And yes, of course you don't want your kids to use drugs. But you also don't want them to be shot on the street, as more and more people are because of drug prohibition's Al Capones - so legalise and send the gun-toting gangs out of business. And yes, you don't want little Tarquin using smack - but do you want him lumbered with a criminal record for a night on the town? And wouldn't you like to know that if - God forbid - he does become an addict, there will be free, high-quality rehab waiting for him rather than a dank cell?
As if on cue, the Government is doing something this week that illustrates Cameron's arguments about the weird evidence-free nature of the war on drugs in blood-red Technicolor. Right now, 2,500 British troops are about to be despatched to trash one of the only cash-crops in the poorest country in the world - and they are going to kill anybody who fights back. The 16th Air Assault Brigade is flying into the Afghan province of Helmand, where they have orders to "secure" the fields of dirt-poor farmers growing opium and destroy them. British Army commanders briefed a newspaper that they expect the farmers to stage an uprising when their livelihoods are wrecked and they face starvation. So - strike up "Land of Hope and Glory" - we will then have British forces firing on some of the poorest people on earth after destroying their only source of income. It's as if the Government was dealing with binge-drinking by sending Swat teams into Oddbins and despatching the SAS to commit massacres in rum distilleries in Jamaica.

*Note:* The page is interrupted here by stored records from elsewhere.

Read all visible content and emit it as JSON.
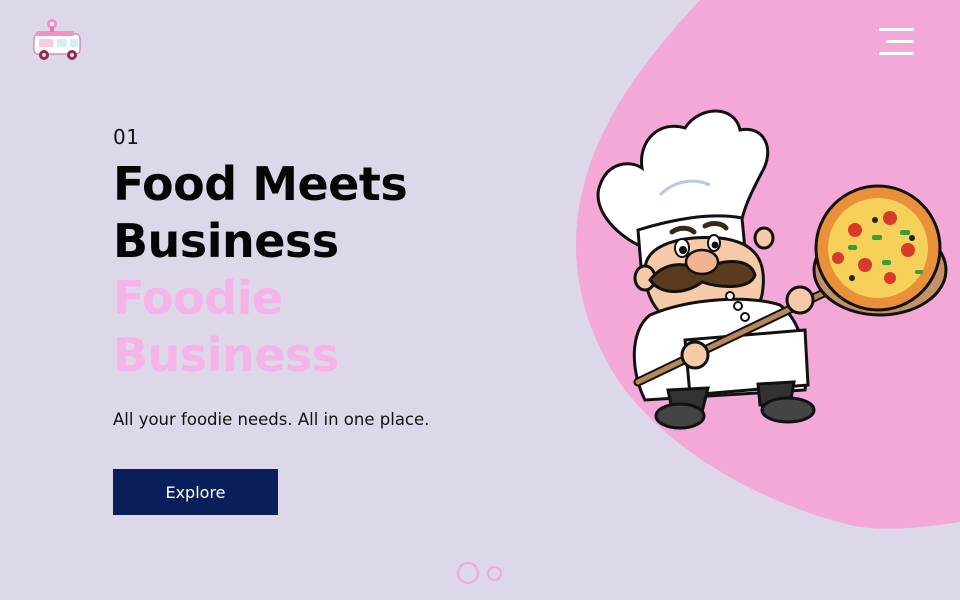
{
  "header": {
    "logo_icon": "food-truck-icon",
    "menu_icon": "hamburger-menu-icon"
  },
  "hero": {
    "slide_number": "01",
    "headline_line1": "Food Meets",
    "headline_line2": "Business",
    "headline_line3": "Foodie",
    "headline_line4": "Business",
    "tagline": "All your foodie needs. All in one place.",
    "cta_label": "Explore",
    "illustration_icon": "chef-with-pizza-icon"
  },
  "carousel": {
    "dot_count": 2,
    "active_index": 1
  },
  "colors": {
    "background": "#dcd8ea",
    "blob_pink": "#f3a8d8",
    "accent_pink": "#f5b3e8",
    "button_navy": "#0a1f5a",
    "text_dark": "#050505"
  }
}
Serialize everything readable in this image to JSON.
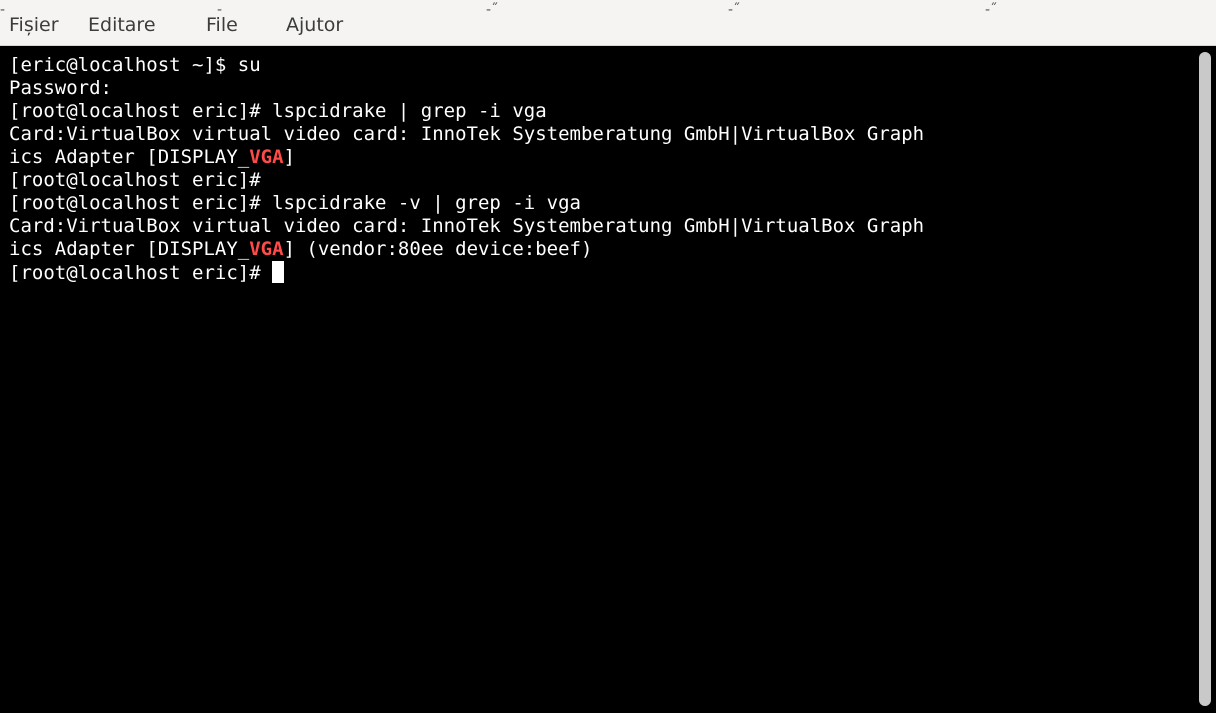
{
  "menubar": {
    "items": [
      {
        "label": "Fișier"
      },
      {
        "label": "Editare"
      },
      {
        "label": "File"
      },
      {
        "label": "Ajutor"
      }
    ]
  },
  "terminal": {
    "highlight_color": "#ff4a4a",
    "lines": [
      {
        "text": "[eric@localhost ~]$ su"
      },
      {
        "text": "Password:"
      },
      {
        "text": "[root@localhost eric]# lspcidrake | grep -i vga"
      },
      {
        "text": "Card:VirtualBox virtual video card: InnoTek Systemberatung GmbH|VirtualBox Graph"
      },
      {
        "pre": "ics Adapter [DISPLAY_",
        "match": "VGA",
        "post": "]"
      },
      {
        "text": "[root@localhost eric]#"
      },
      {
        "text": "[root@localhost eric]# lspcidrake -v | grep -i vga"
      },
      {
        "text": "Card:VirtualBox virtual video card: InnoTek Systemberatung GmbH|VirtualBox Graph"
      },
      {
        "pre": "ics Adapter [DISPLAY_",
        "match": "VGA",
        "post": "] (vendor:80ee device:beef)"
      },
      {
        "prompt": "[root@localhost eric]# "
      }
    ]
  }
}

Although this "operation" might seem very distant from domestic concerns, it is an illustration of the strategy carried out back home in one crucial respect. Whenever politicians order "crackdowns" like this, they have invariably been warned by their experts that it is a waste of time. Tony Blair's Strategy Unit warned him in 2003 that targeting drug-supplying countries squanders blood and money. "Drug crop eradication appears not to limit illicit crops in the long term," it explained dryly. Nor, the experts added, can drug trafficking ever be significantly curtailed: seizure rates of 60-80 per cent would be required to have any serious impact, and nothing greater than 20 per cent has ever been achieved. Yet the Government continues to blindly funnel money into the black hole of prohibition.
For the public, the war on drugs overdosed years ago. Once a smart politician campaigns for a decent burial - once he shows there is a safer, smarter alternative - I suspect the other parties will come round within a decade. So is David Cameron the man to begin digging the grave of prohibition?Reuse content